Beit Ha’emek presented an even higher flow rate, at 30 cubic meters per second.
The streams and rivers of the Hof Hacarmel region also experienced strong flow
rates, but the values were not as exceptional as those found in the western
In the Kinneret drainage basin, on Friday there were rare flow
rates of 59 cubic meters per second at Snir Stream, 31 cubic meters per second
at the Hermon, 102 cubic meters per second at the Jordan River’s Sde Nehemia
station and about 130 cubic meters per second at the Jordan River’s Hapkak
“The flow rate is so high in the Jordan River during this
period of the year that it has not been measured this high since December 1951,”
a statement from the Water Authority said.
The highest known peak flows
in the Jordan River for any month of the year have been 280 cubic meters per
second at Sde Nehemia on December 18, 1951, and 214 cubic meters per second at
Hapkak Bridge on January 23, 1969.
During the weekend’s precipitation,
some streams in the southern portion of the Golan Heights also began flowing for
the first time this season, with the Samach Stream getting 5 cubic meters per
second and Sfamnun Stream near the Kinneret receiving 2.5 cubic meters per
second.

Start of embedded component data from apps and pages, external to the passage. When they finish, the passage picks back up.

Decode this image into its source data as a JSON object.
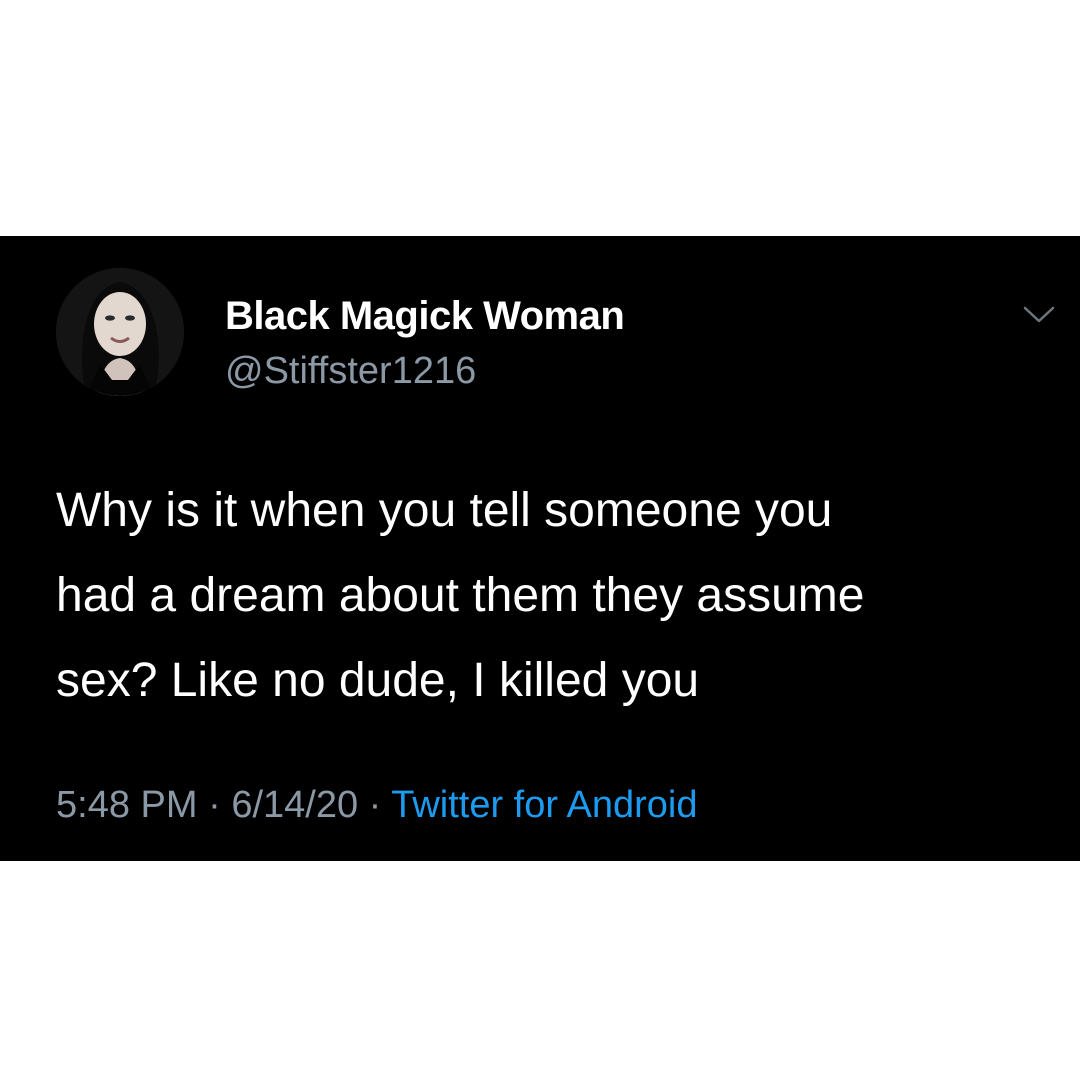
{
  "author": {
    "display_name": "Black Magick Woman",
    "handle": "@Stiffster1216"
  },
  "tweet": {
    "lines": [
      "Why is it when you tell someone you",
      "had a dream about them they assume",
      "sex? Like no dude, I killed you"
    ]
  },
  "meta": {
    "time": "5:48 PM",
    "separator": "·",
    "date": "6/14/20",
    "source": "Twitter for Android"
  },
  "icons": {
    "more_menu": "chevron-down-icon",
    "avatar": "avatar-photo"
  },
  "colors": {
    "background": "#000000",
    "text": "#ffffff",
    "secondary_text": "#8b98a5",
    "link": "#1d9bf0"
  }
}
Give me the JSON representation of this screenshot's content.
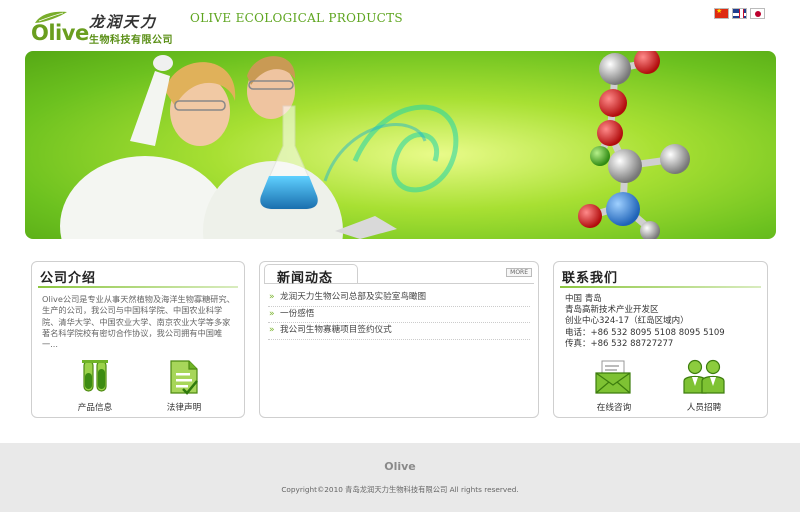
{
  "header": {
    "logo_wordmark": "Olive",
    "logo_cn": "龙润天力",
    "logo_sub": "生物科技有限公司",
    "tagline": "OLIVE ECOLOGICAL PRODUCTS",
    "languages": [
      "zh-CN",
      "en-GB",
      "ja-JP"
    ]
  },
  "colors": {
    "brand_green": "#6a9e1f",
    "accent_green": "#8cc63f",
    "banner_green": "#a8e033",
    "footer_bg": "#e9e9e9"
  },
  "about": {
    "title": "公司介绍",
    "text": "Olive公司是专业从事天然植物及海洋生物寡糖研究、生产的公司，我公司与中国科学院、中国农业科学院、清华大学、中国农业大学、南京农业大学等多家著名科学院校有密切合作协议，我公司拥有中国唯一...",
    "links": [
      {
        "label": "产品信息",
        "icon": "test-tubes-icon"
      },
      {
        "label": "法律声明",
        "icon": "document-icon"
      }
    ]
  },
  "news": {
    "title": "新闻动态",
    "more_label": "MORE",
    "items": [
      "龙润天力生物公司总部及实验室鸟瞰图",
      "一份感悟",
      "我公司生物寡糖项目签约仪式"
    ]
  },
  "contact": {
    "title": "联系我们",
    "lines": [
      "中国  青岛",
      "青岛高新技术产业开发区",
      "创业中心324-17（红岛区域内）",
      "电话：+86 532 8095 5108 8095 5109",
      "传真：+86 532 88727277"
    ],
    "links": [
      {
        "label": "在线咨询",
        "icon": "envelope-icon"
      },
      {
        "label": "人员招聘",
        "icon": "people-icon"
      }
    ]
  },
  "footer": {
    "logo": "Olive",
    "copyright": "Copyright©2010 青岛龙润天力生物科技有限公司  All rights reserved."
  }
}
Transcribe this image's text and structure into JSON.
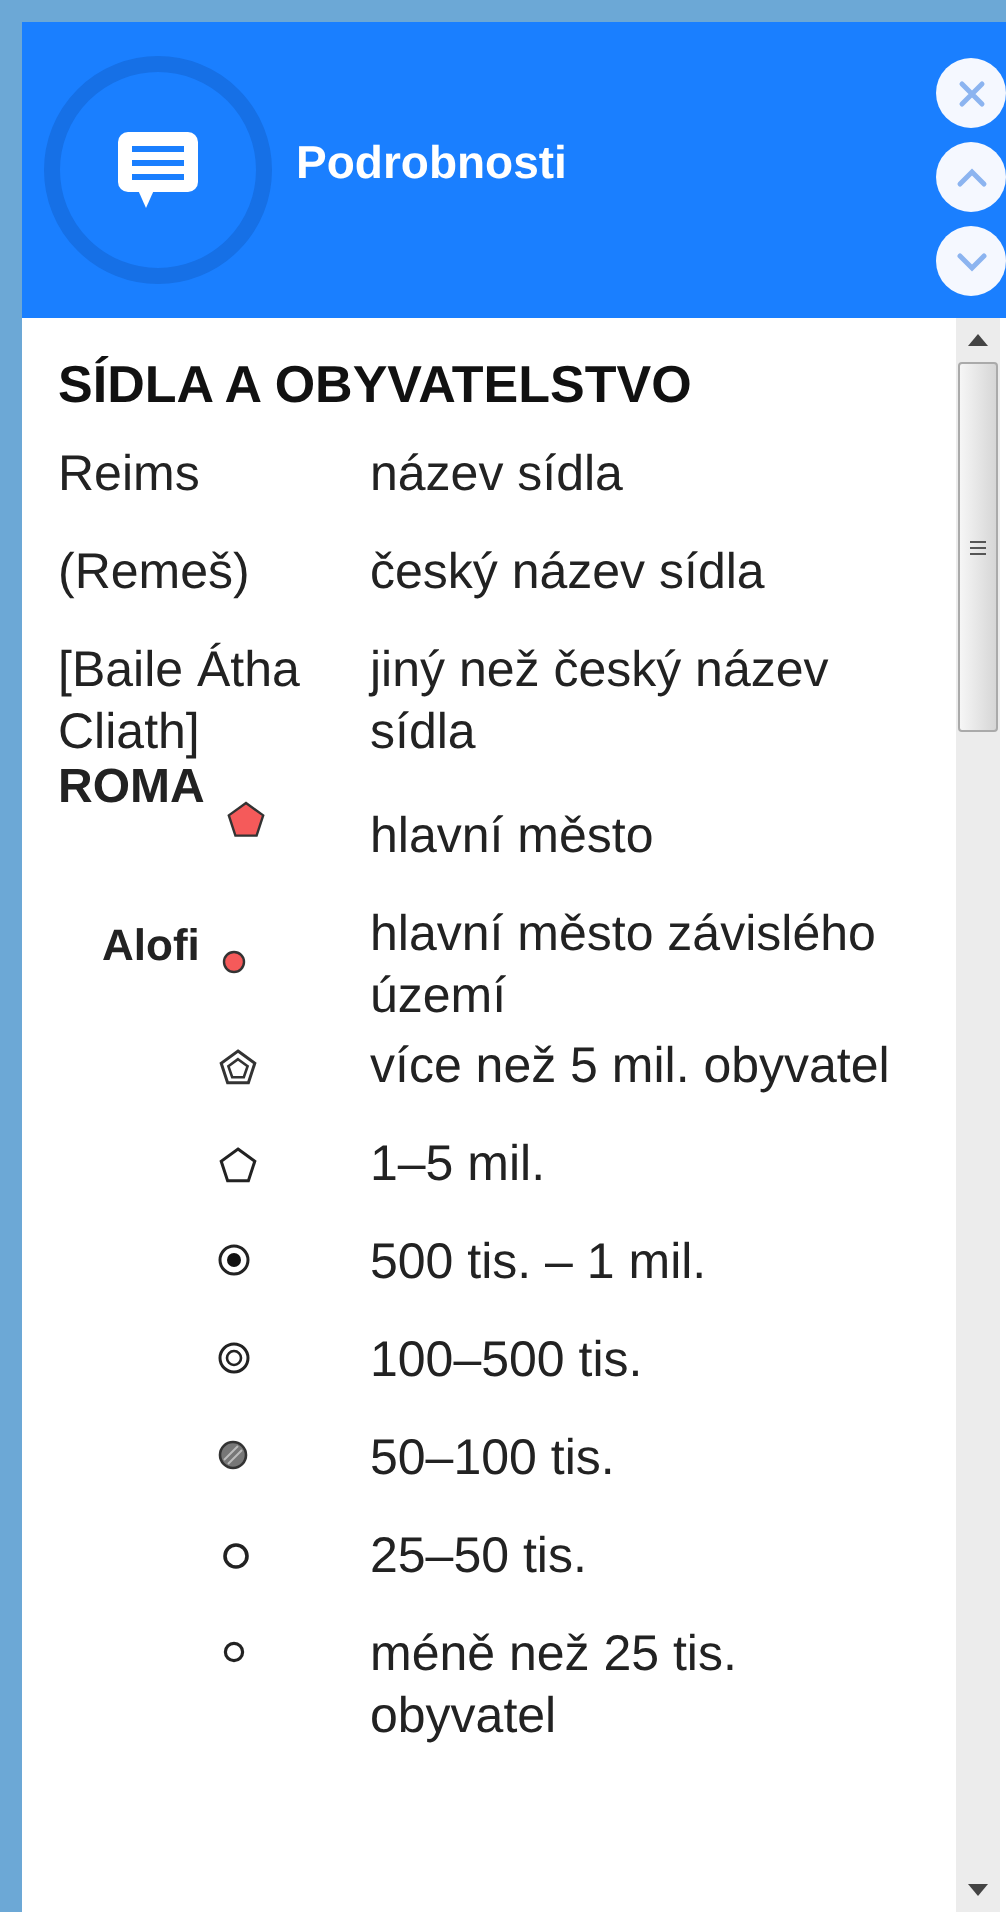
{
  "header": {
    "title": "Podrobnosti"
  },
  "section": {
    "title": "SÍDLA A OBYVATELSTVO",
    "items": [
      {
        "kind": "text",
        "label": "Reims",
        "description": "název sídla"
      },
      {
        "kind": "text",
        "label": "(Remeš)",
        "description": "český název sídla"
      },
      {
        "kind": "text",
        "label": "[Baile Átha Cliath]",
        "description": "jiný než český název sídla"
      },
      {
        "kind": "capital",
        "label": "ROMA",
        "description": "hlavní město"
      },
      {
        "kind": "dependency",
        "label": "Alofi",
        "description": "hlavní město závislého území"
      },
      {
        "kind": "pentagon2",
        "description": "více než 5 mil. obyvatel"
      },
      {
        "kind": "pentagon",
        "description": "1–5 mil."
      },
      {
        "kind": "dotcircle",
        "description": "500 tis. – 1 mil."
      },
      {
        "kind": "ringcircle",
        "description": "100–500 tis."
      },
      {
        "kind": "hatched",
        "description": "50–100 tis."
      },
      {
        "kind": "circle",
        "description": "25–50 tis."
      },
      {
        "kind": "smallcircle",
        "description": "méně než 25 tis. obyvatel"
      }
    ]
  }
}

In the center of the Golan Heights, flow rates were higher, with the
Yehudiya and Hexagon streams receiving 80 cubic meters per second – both a
one-in-seven chance of occurring during this period of the year.
the rains are encouraging to experts, they stress that there is no way to
predict what will occur in the coming months.
“We cannot conclude
anything from just one season of abundant rainfall,” Dr. Amos Porat, director of
the Climate Department at the Israel Meteorological Service, told the
“It is typical of the climate in this area that there is a large
variability of rainfall amounts from year to year.”
In fact, if anything,
rainfall amounts in the period of January to March are much likelier to be
“close to normal,” according to the long-term forecast of the European Center
for Medium-Range Weather Forecasts, Porat explained.
“What occurred so
far is excellent, hopefully it will continue like that,” added Prof. Eilon Adar,
director of Ben-Gurion University’s Zuckerberg Institute for Water
While Adar too stressed that it is difficult to predict what
will come, if the rains do continue as they have begun, he said he would look
forward to the country being able to pump less and save more.
the best sort of water-saving account that we could have,” Adar
After a series of seven drought years, Schor said that the Water
Authority is hoping that this will continue to be a productive winter. However,
he noted, it is crucial for Israel’s public “to continue consumption in the
right manner and prevent waste.”
“That’s true always,” he said.